Lymphogranuloma

Lymphogranuloma venereum proctocolitis (LGV) is being increasingly recognized especially among HIV-positive men who have sex with men. In persons with painful perianal ulcers or those detected on anoscopy, presumptive therapy should include treatment for LGV, which is Doxycycline 100 mg twice daily for 21 days.






Genital warts

A new patient-applied treatment for genital warts is available. The treatment of 15%genital warts sinecatechins ointment should be applied by the patient 3 times daily until complete clearance of the warts.








Bacterial vaginosis

Bacterial vaginosis is not a sexually transmitted disease. It is included here on the basis of the part of the body it affects (the vagina). There is also a new alternative treatment for bacterial vaginosis: 2 g of Tinidazole taken daily for 3 days or 1 g taken daily for 5 days. There is a full topic on bacterial vaginosis here:


Genital herpes

For episodic outbreaks of herpes simplex virus, an additional treatment option Famciclovir recommended for genital herpesis 500 mg of Famciclovir followed by 2 days of 250 mg taken twice daily.
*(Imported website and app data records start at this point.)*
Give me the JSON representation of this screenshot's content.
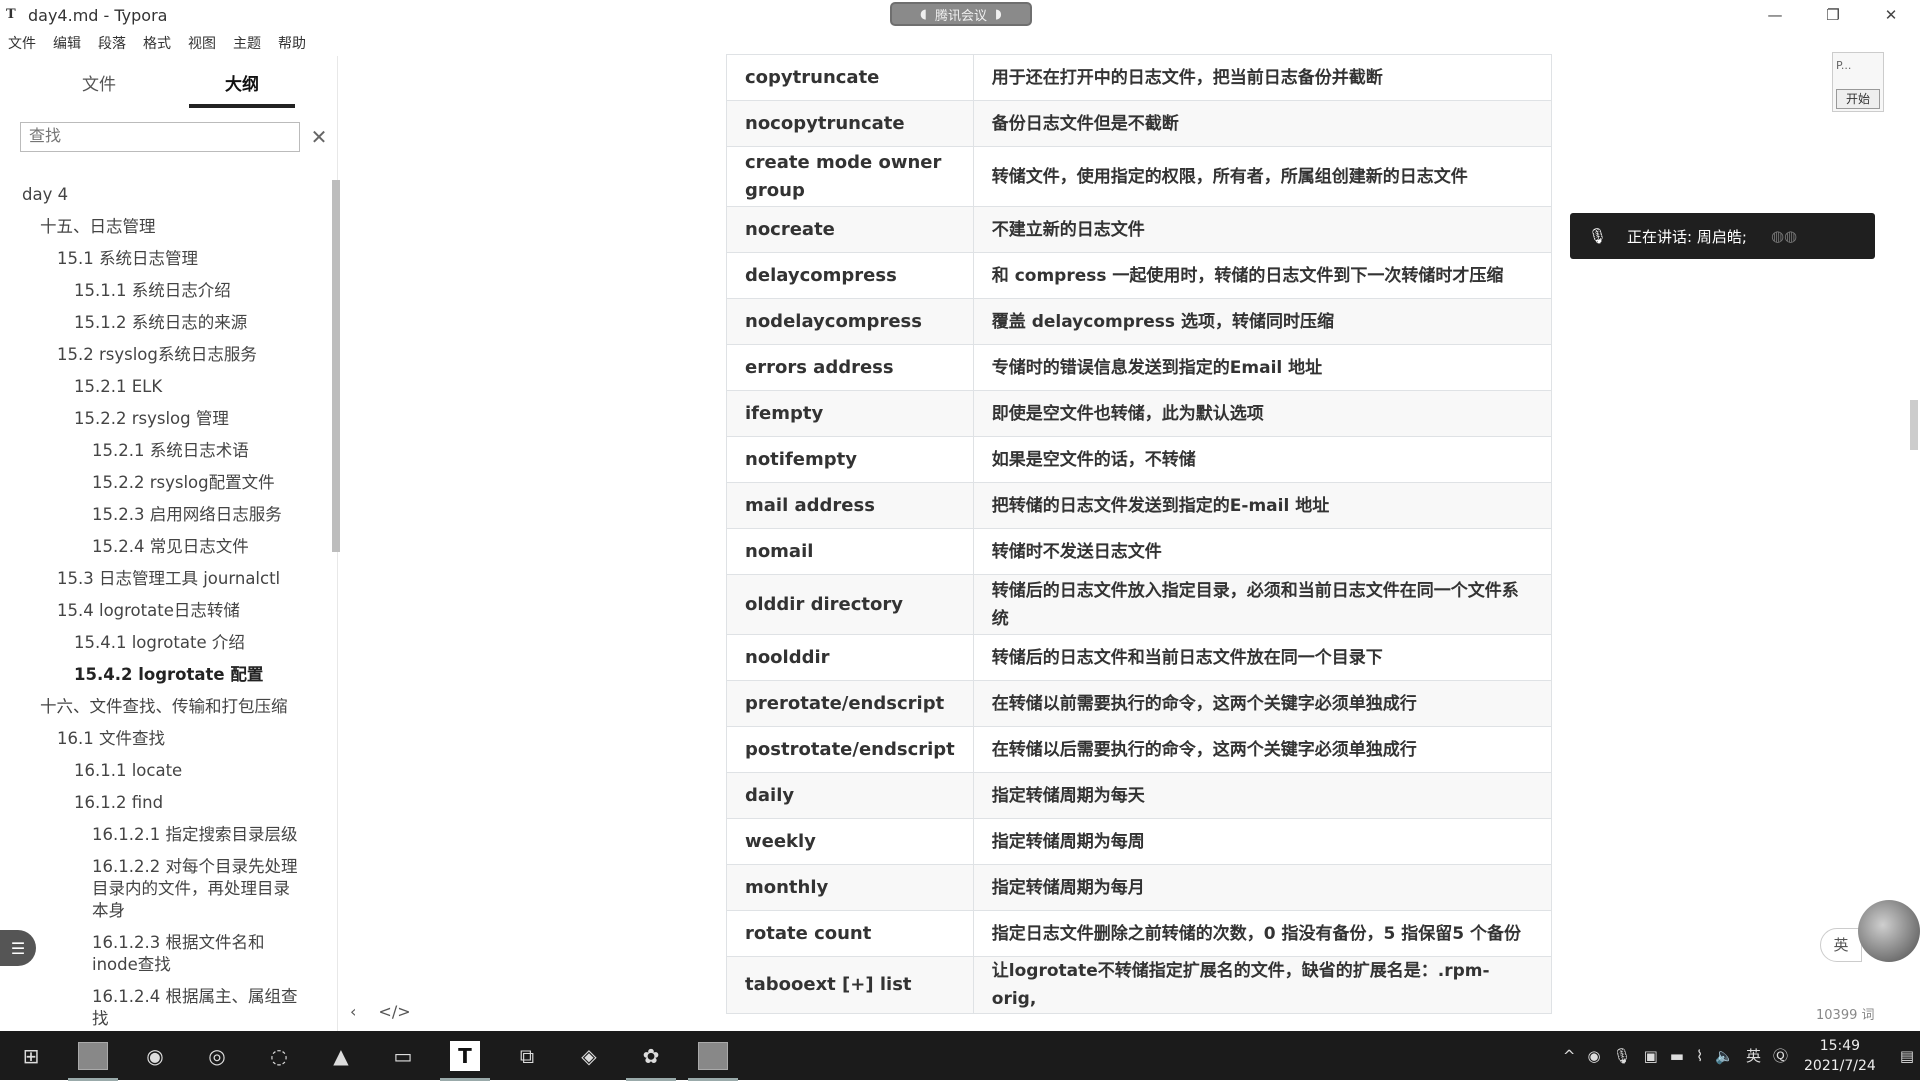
{
  "window": {
    "app_icon": "T",
    "title": "day4.md - Typora",
    "minimize": "—",
    "restore": "❐",
    "close": "✕"
  },
  "meeting": {
    "label": "腾讯会议"
  },
  "menu": [
    "文件",
    "编辑",
    "段落",
    "格式",
    "视图",
    "主题",
    "帮助"
  ],
  "sidebar": {
    "tabs": [
      "文件",
      "大纲"
    ],
    "active_tab": "大纲",
    "search_placeholder": "查找",
    "search_clear": "✕",
    "outline": [
      {
        "text": "day 4",
        "level": 0
      },
      {
        "text": "十五、日志管理",
        "level": 1
      },
      {
        "text": "15.1 系统日志管理",
        "level": 2
      },
      {
        "text": "15.1.1 系统日志介绍",
        "level": 3
      },
      {
        "text": "15.1.2 系统日志的来源",
        "level": 3
      },
      {
        "text": "15.2 rsyslog系统日志服务",
        "level": 2
      },
      {
        "text": "15.2.1 ELK",
        "level": 3
      },
      {
        "text": "15.2.2 rsyslog 管理",
        "level": 3
      },
      {
        "text": "15.2.1 系统日志术语",
        "level": 4
      },
      {
        "text": "15.2.2 rsyslog配置文件",
        "level": 4
      },
      {
        "text": "15.2.3 启用网络日志服务",
        "level": 4
      },
      {
        "text": "15.2.4 常见日志文件",
        "level": 4
      },
      {
        "text": "15.3 日志管理工具 journalctl",
        "level": 2
      },
      {
        "text": "15.4 logrotate日志转储",
        "level": 2
      },
      {
        "text": "15.4.1 logrotate 介绍",
        "level": 3
      },
      {
        "text": "15.4.2 logrotate 配置",
        "level": 3,
        "bold": true
      },
      {
        "text": "十六、文件查找、传输和打包压缩",
        "level": 1
      },
      {
        "text": "16.1 文件查找",
        "level": 2
      },
      {
        "text": "16.1.1 locate",
        "level": 3
      },
      {
        "text": "16.1.2 find",
        "level": 3
      },
      {
        "text": "16.1.2.1 指定搜索目录层级",
        "level": 4
      },
      {
        "text": "16.1.2.2 对每个目录先处理目录内的文件，再处理目录本身",
        "level": 4,
        "lines": 3
      },
      {
        "text": "16.1.2.3 根据文件名和inode查找",
        "level": 4,
        "lines": 2
      },
      {
        "text": "16.1.2.4 根据属主、属组查找",
        "level": 4,
        "lines": 2
      }
    ]
  },
  "table": [
    {
      "key": "copytruncate",
      "val": "用于还在打开中的日志文件，把当前日志备份并截断"
    },
    {
      "key": "nocopytruncate",
      "val": "备份日志文件但是不截断"
    },
    {
      "key": "create mode owner group",
      "val": "转储文件，使用指定的权限，所有者，所属组创建新的日志文件"
    },
    {
      "key": "nocreate",
      "val": "不建立新的日志文件"
    },
    {
      "key": "delaycompress",
      "val": "和 compress 一起使用时，转储的日志文件到下一次转储时才压缩"
    },
    {
      "key": "nodelaycompress",
      "val": "覆盖 delaycompress 选项，转储同时压缩"
    },
    {
      "key": "errors address",
      "val": "专储时的错误信息发送到指定的Email 地址"
    },
    {
      "key": "ifempty",
      "val": "即使是空文件也转储，此为默认选项"
    },
    {
      "key": "notifempty",
      "val": "如果是空文件的话，不转储"
    },
    {
      "key": "mail address",
      "val": "把转储的日志文件发送到指定的E-mail 地址"
    },
    {
      "key": "nomail",
      "val": "转储时不发送日志文件"
    },
    {
      "key": "olddir directory",
      "val": "转储后的日志文件放入指定目录，必须和当前日志文件在同一个文件系统"
    },
    {
      "key": "noolddir",
      "val": "转储后的日志文件和当前日志文件放在同一个目录下"
    },
    {
      "key": "prerotate/endscript",
      "val": "在转储以前需要执行的命令，这两个关键字必须单独成行"
    },
    {
      "key": "postrotate/endscript",
      "val": "在转储以后需要执行的命令，这两个关键字必须单独成行"
    },
    {
      "key": "daily",
      "val": "指定转储周期为每天"
    },
    {
      "key": "weekly",
      "val": "指定转储周期为每周"
    },
    {
      "key": "monthly",
      "val": "指定转储周期为每月"
    },
    {
      "key": "rotate count",
      "val": "指定日志文件删除之前转储的次数，0 指没有备份，5 指保留5 个备份"
    },
    {
      "key": "tabooext [+] list",
      "val": "让logrotate不转储指定扩展名的文件，缺省的扩展名是：.rpm-orig,"
    }
  ],
  "editor": {
    "prev": "‹",
    "source_toggle": "</>",
    "word_count": "10399 词"
  },
  "speaking": {
    "label": "正在讲话: 周启皓;"
  },
  "mini_panel": {
    "p": "P...",
    "start": "开始"
  },
  "lang": "英",
  "taskbar": {
    "tray_lang": "英",
    "time": "15:49",
    "date": "2021/7/24"
  }
}
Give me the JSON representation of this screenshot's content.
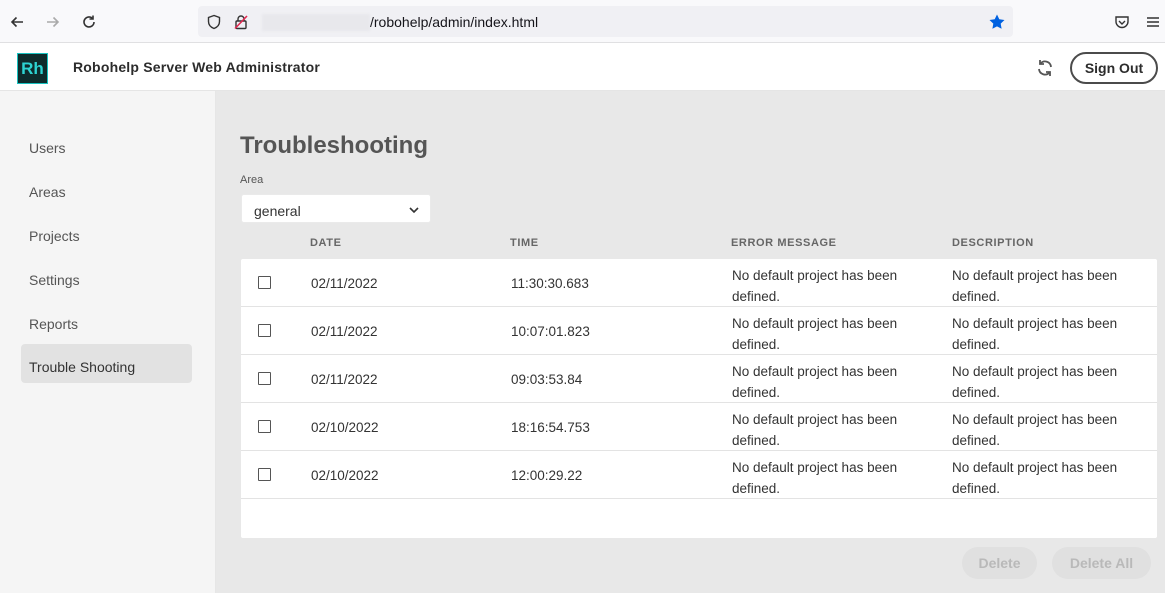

There are also some data that Moxifloxacin, at 400 mg daily for 7 days, is effective in non-gonococcal urethritis treatment failures due to Mycoplasma genitalium.




A more comprehensive article on pelvic inflammatory diseases (PID) and their recommended forms of treatment can be reached by clicking here:

Treatment modalities for sexually transmitted diseases (STDs)

sinecatechins ointment

Veregen® is the brand name for Sinecatechins 15% ointment now recommended for genital warts

By Dr Joe Kabyemela, MD